Ginger is a plant with several traditional uses, and although it’s actually an herb, it’s most often used today as a spice. Commonly, you can find ginger in many curried dishes, as well as in gingerbread and other baked goods. However, the underground stem (known as the rhizome) is the part of the plant most widely used, not only to add flavor to certain foods but also as a medicinal remedy.
Below, Dr. Bikash Chowdhury, a Doctor and Specialist in Family Medicine with years of experience and dedication to helping his patients lead healthy lifestyles, explains the abundant benefits of including ginger in your diet.
1. Stomach Discomfort
Ginger is commonly used to provide relief from stomach ailments like diarrhea and indigestion. Compounds called gingerols and shogaols are thought to control the movement of the digestive tract, providing relief from nausea and vomiting. Ginger can also soothe the stomach by helping the body digest fatty foods and break down proteins. Its carminative properties make it effective at relieving intestinal gas and bloating. Research has indicated that ginger contains at least 9 compounds that can provide relief from the stomach discomfort associated with conditions like morning sickness and motion sickness, as well as the effects of chemotherapy.
2. Cold and Flu
Ginger can also provide some relief from the aches, pains, and congestion associated with colds and flu. Researchers have identified at least 12 antiviral compounds that account for its antiseptic, analgesic and antioxidant properties. This pain-relieving action, combined with a mild sedative effect, can relieve sore throats and headaches while ensuring that you get enough rest. For colds and flu, fresh ginger should be grated into boiling water to create soothing steam for inhalation. Other recipes recommend blending the herb with honey and lemon to create a gargle suitable for relieving sore throat pain.
3. Arthritis and Inflammation
According to the Journal of Medicinal Food, studies conducted over the past 30 years have shown that certain compounds in ginger, including gingerols, have anti-inflammatory properties comparable to those of non-steroidal anti-inflammatory drugs (NSAIDs) sold over the counter. Note that NSAIDs are the most commonly prescribed medications for arthritis and other painful disorders of the muscles and joints. Compounds in ginger appear to inhibit some of the same genes and enzymes that contribute to inflammation. Traditional cultures have been using ginger to treat these conditions for generations.
Only a handful of herbs are considered useful in controlling diabetes symptoms, but animal research suggests that ginger may lower both blood sugar and cholesterol.
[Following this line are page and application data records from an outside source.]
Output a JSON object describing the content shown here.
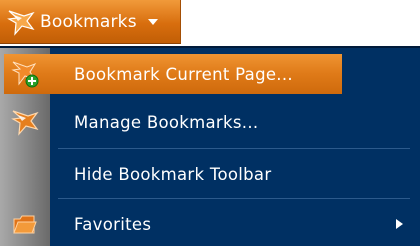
{
  "toolbar": {
    "bookmarks_label": "Bookmarks",
    "icon": "bookmark-star-icon"
  },
  "menu": {
    "items": [
      {
        "label": "Bookmark Current Page...",
        "icon": "add-bookmark-icon",
        "highlighted": true
      },
      {
        "label": "Manage Bookmarks...",
        "icon": "bookmark-star-icon"
      },
      {
        "label": "Hide Bookmark Toolbar"
      },
      {
        "label": "Favorites",
        "icon": "folder-icon",
        "has_submenu": true
      }
    ]
  },
  "colors": {
    "accent_orange": "#df7a18",
    "menu_background": "#003063",
    "gutter_gray": "#8d8d8d"
  }
}
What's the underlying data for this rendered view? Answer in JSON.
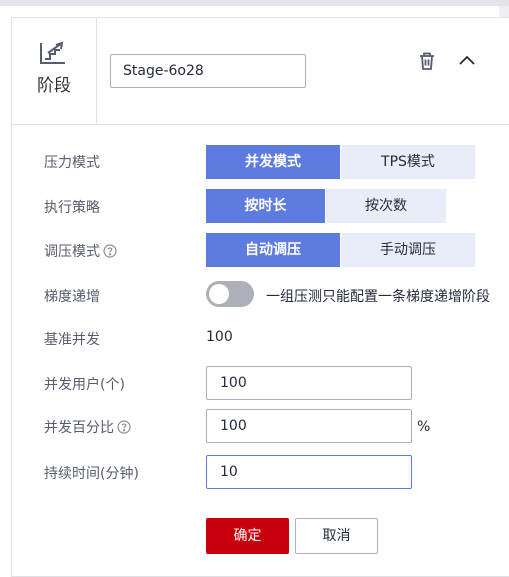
{
  "stage": {
    "icon": "chart-steps-icon",
    "label": "阶段",
    "name_value": "Stage-6o28",
    "delete_icon": "trash-icon",
    "collapse_icon": "chevron-up-icon"
  },
  "pressure_mode": {
    "label": "压力模式",
    "options": [
      "并发模式",
      "TPS模式"
    ],
    "selected": "并发模式"
  },
  "exec_strategy": {
    "label": "执行策略",
    "options": [
      "按时长",
      "按次数"
    ],
    "selected": "按时长"
  },
  "ramp_mode": {
    "label": "调压模式",
    "help_icon": "help-circle-icon",
    "options": [
      "自动调压",
      "手动调压"
    ],
    "selected": "自动调压"
  },
  "gradient": {
    "label": "梯度递增",
    "enabled": false,
    "hint": "一组压测只能配置一条梯度递增阶段"
  },
  "baseline": {
    "label": "基准并发",
    "value": "100"
  },
  "concurrent_users": {
    "label": "并发用户(个)",
    "value": "100"
  },
  "concurrent_percent": {
    "label": "并发百分比",
    "help_icon": "help-circle-icon",
    "value": "100",
    "unit": "%"
  },
  "duration": {
    "label": "持续时间(分钟)",
    "value": "10"
  },
  "actions": {
    "confirm": "确定",
    "cancel": "取消"
  },
  "colors": {
    "accent": "#5e7ce0",
    "accent_light": "#e9edfa",
    "danger": "#c7000b"
  }
}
Studies on mice have shown that gingerols enhance insulin secretion and regulate glucose levels. One study mentioned in the “International Journal of Food Science and Nutrition” (March 2011 issue) concluded that certain extracts could inhibit enzymes relevant to type 2 diabetes and inflammation. Another study showed that these extracts could reduce glucose levels by up to 35 percent, while raising insulin levels by 10 percent, through a series of effects they have on serotonin receptor systems. In addition, an experiment on diabetic rats showed that treatment with ginger delayed both the onset and progression of cataracts.
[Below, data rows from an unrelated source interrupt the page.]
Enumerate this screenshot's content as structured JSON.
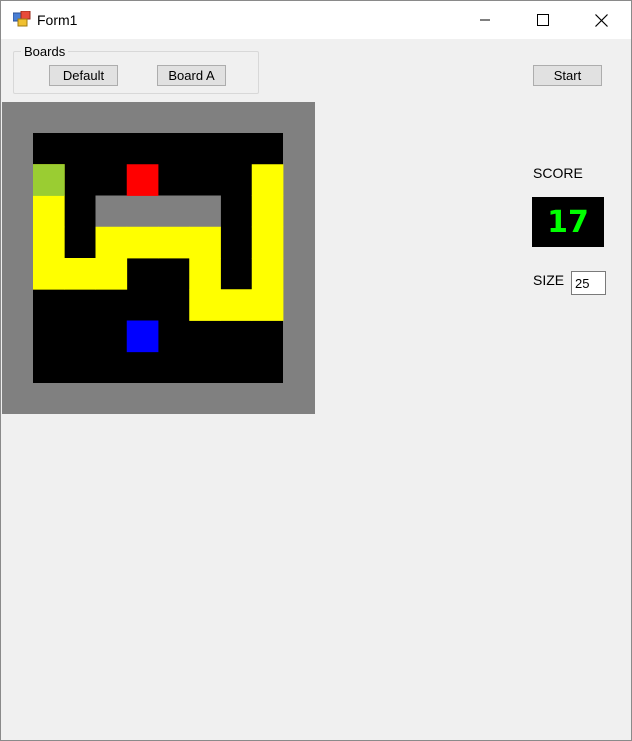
{
  "window": {
    "title": "Form1",
    "controls": {
      "minimize": "minimize-icon",
      "maximize": "maximize-icon",
      "close": "close-icon"
    }
  },
  "boards": {
    "label": "Boards",
    "buttons": [
      "Default",
      "Board A"
    ]
  },
  "start_label": "Start",
  "score": {
    "label": "SCORE",
    "value": "17"
  },
  "size": {
    "label": "SIZE",
    "value": "25"
  },
  "colors": {
    "board_border": "#808080",
    "background": "#000000",
    "snake": "#ffff00",
    "snake_tail": "#9acd32",
    "food": "#ff0000",
    "player": "#0000ff",
    "obstacle": "#808080",
    "score_text": "#00ff00"
  },
  "game": {
    "grid_cols": 8,
    "grid_rows": 8,
    "snake_cells": [
      [
        0,
        1
      ],
      [
        0,
        2
      ],
      [
        0,
        3
      ],
      [
        0,
        4
      ],
      [
        1,
        4
      ],
      [
        2,
        4
      ],
      [
        2,
        3
      ],
      [
        3,
        3
      ],
      [
        4,
        3
      ],
      [
        5,
        3
      ],
      [
        5,
        4
      ],
      [
        5,
        5
      ],
      [
        6,
        5
      ],
      [
        7,
        5
      ],
      [
        7,
        4
      ],
      [
        7,
        3
      ],
      [
        7,
        2
      ],
      [
        7,
        1
      ]
    ],
    "tail_cell": [
      0,
      1
    ],
    "food_cell": [
      3,
      1
    ],
    "player_cell": [
      3,
      6
    ],
    "obstacle_cells": [
      [
        2,
        2
      ],
      [
        3,
        2
      ],
      [
        4,
        2
      ],
      [
        5,
        2
      ]
    ]
  }
}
Research into ginger’s effectiveness at treating cancer is particularly encouraging, as it has exceeded expectations. Even the most advanced medications have proven ineffective in certain situations, yet studies conducted on mice (Georgia State University) demonstrated a 56 percent shrinkage in prostate tumor size when they were given ginger. The results of this study seem to correlate with those of 17 other studies that have produced similar findings. The apparent lack of side effects stands in contrast to certain conventional drugs that have been known to metastasize existing tumors.
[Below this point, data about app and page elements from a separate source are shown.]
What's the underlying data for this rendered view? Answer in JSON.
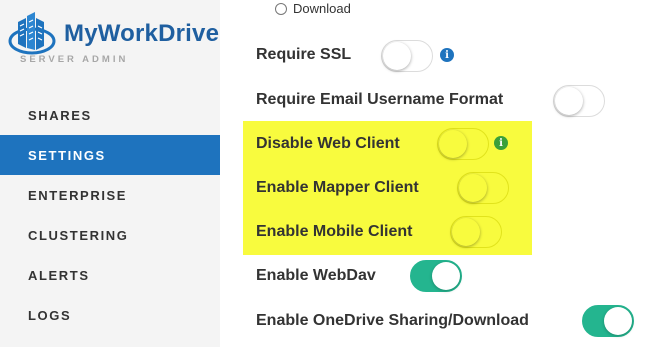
{
  "brand": {
    "title": "MyWorkDrive",
    "subtitle": "SERVER ADMIN",
    "accent": "#1e73be"
  },
  "nav": {
    "items": [
      {
        "label": "SHARES",
        "active": false
      },
      {
        "label": "SETTINGS",
        "active": true
      },
      {
        "label": "ENTERPRISE",
        "active": false
      },
      {
        "label": "CLUSTERING",
        "active": false
      },
      {
        "label": "ALERTS",
        "active": false
      },
      {
        "label": "LOGS",
        "active": false
      }
    ]
  },
  "settings": {
    "download_radio_label": "Download",
    "rows": [
      {
        "label": "Require SSL",
        "on": false,
        "info": "i",
        "info_color": "#1e73be"
      },
      {
        "label": "Require Email Username Format",
        "on": false
      },
      {
        "label": "Disable Web Client",
        "on": false,
        "info": "i",
        "info_color": "#3aa03a",
        "highlighted": true
      },
      {
        "label": "Enable Mapper Client",
        "on": false,
        "highlighted": true
      },
      {
        "label": "Enable Mobile Client",
        "on": false,
        "highlighted": true
      },
      {
        "label": "Enable WebDav",
        "on": true
      },
      {
        "label": "Enable OneDrive Sharing/Download",
        "on": true
      }
    ]
  },
  "colors": {
    "toggle_on": "#24b58f",
    "highlight": "#f8fb3e"
  }
}
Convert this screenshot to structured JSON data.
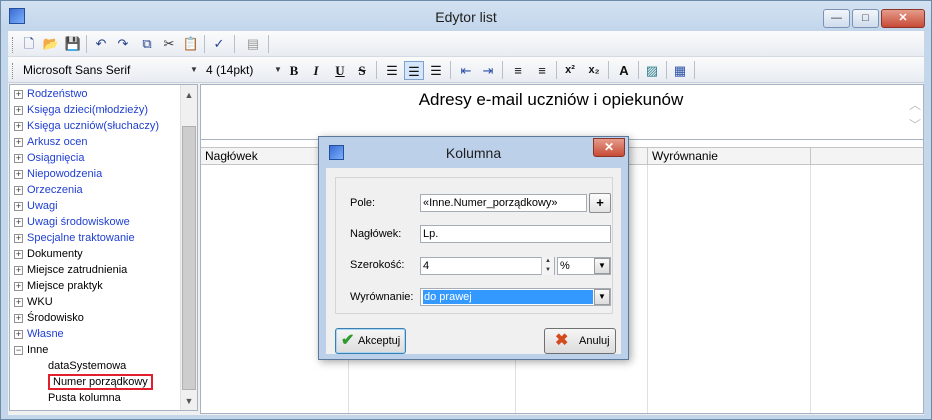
{
  "window": {
    "title": "Edytor list",
    "min_glyph": "—",
    "max_glyph": "□",
    "close_glyph": "✕"
  },
  "toolbar": {
    "font_name": "Microsoft Sans Serif",
    "font_size": "4 (14pkt)",
    "bold": "B",
    "italic": "I",
    "underline": "U",
    "strike": "S",
    "superscript": "x²",
    "subscript": "x₂",
    "font_icon": "A",
    "dropdown_glyph": "▼"
  },
  "tree": {
    "expand_glyph": "+",
    "collapse_glyph": "−",
    "items": [
      {
        "label": "Rodzeństwo",
        "color": "blue"
      },
      {
        "label": "Księga dzieci(młodzieży)",
        "color": "blue"
      },
      {
        "label": "Księga uczniów(słuchaczy)",
        "color": "blue"
      },
      {
        "label": "Arkusz ocen",
        "color": "blue"
      },
      {
        "label": "Osiągnięcia",
        "color": "blue"
      },
      {
        "label": "Niepowodzenia",
        "color": "blue"
      },
      {
        "label": "Orzeczenia",
        "color": "blue"
      },
      {
        "label": "Uwagi",
        "color": "blue"
      },
      {
        "label": "Uwagi środowiskowe",
        "color": "blue"
      },
      {
        "label": "Specjalne traktowanie",
        "color": "blue"
      },
      {
        "label": "Dokumenty",
        "color": "black"
      },
      {
        "label": "Miejsce zatrudnienia",
        "color": "black"
      },
      {
        "label": "Miejsce praktyk",
        "color": "black"
      },
      {
        "label": "WKU",
        "color": "black"
      },
      {
        "label": "Środowisko",
        "color": "black"
      },
      {
        "label": "Własne",
        "color": "blue"
      },
      {
        "label": "Inne",
        "color": "black"
      }
    ],
    "children": [
      "dataSystemowa",
      "Numer porządkowy",
      "Pusta kolumna"
    ],
    "selected_child": "Numer porządkowy"
  },
  "editor": {
    "heading": "Adresy e-mail uczniów i opiekunów",
    "columns": [
      "Nagłówek",
      "",
      "",
      "Wyrównanie"
    ]
  },
  "dialog": {
    "title": "Kolumna",
    "close_glyph": "✕",
    "field_label": "Pole:",
    "field_value": "«Inne.Numer_porządkowy»",
    "header_label": "Nagłówek:",
    "header_value": "Lp.",
    "width_label": "Szerokość:",
    "width_value": "4",
    "width_unit": "%",
    "align_label": "Wyrównanie:",
    "align_value": "do prawej",
    "accept_label": "Akceptuj",
    "cancel_label": "Anuluj",
    "plus_glyph": "+",
    "spin_up": "▲",
    "spin_down": "▼",
    "dropdown_glyph": "▼"
  }
}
At this time, the only officially-recognized curative properties of ginger relate to stomach problems. However, research into other potential benefits continues, due to a large number of maladies it has been given credit for treating. Remember to consult with your doctor before making any drastic changes to your diet to help ensure a healthy lifestyle.
About Dr. Bikash Chowdhury:
Dr. Bikash Chowdhury is most passionate about healing people from illness and improving their overall health and wellbeing. He is always focused on helping others, whether it’s his patients, colleagues, or community. Dr. Bikash Chowdhury is also involved in volunteer work in the village in Bangladesh where he grew up, an is selflessly working to establish a Bengali school in London, Ontario to help his community next generation not forget their roots.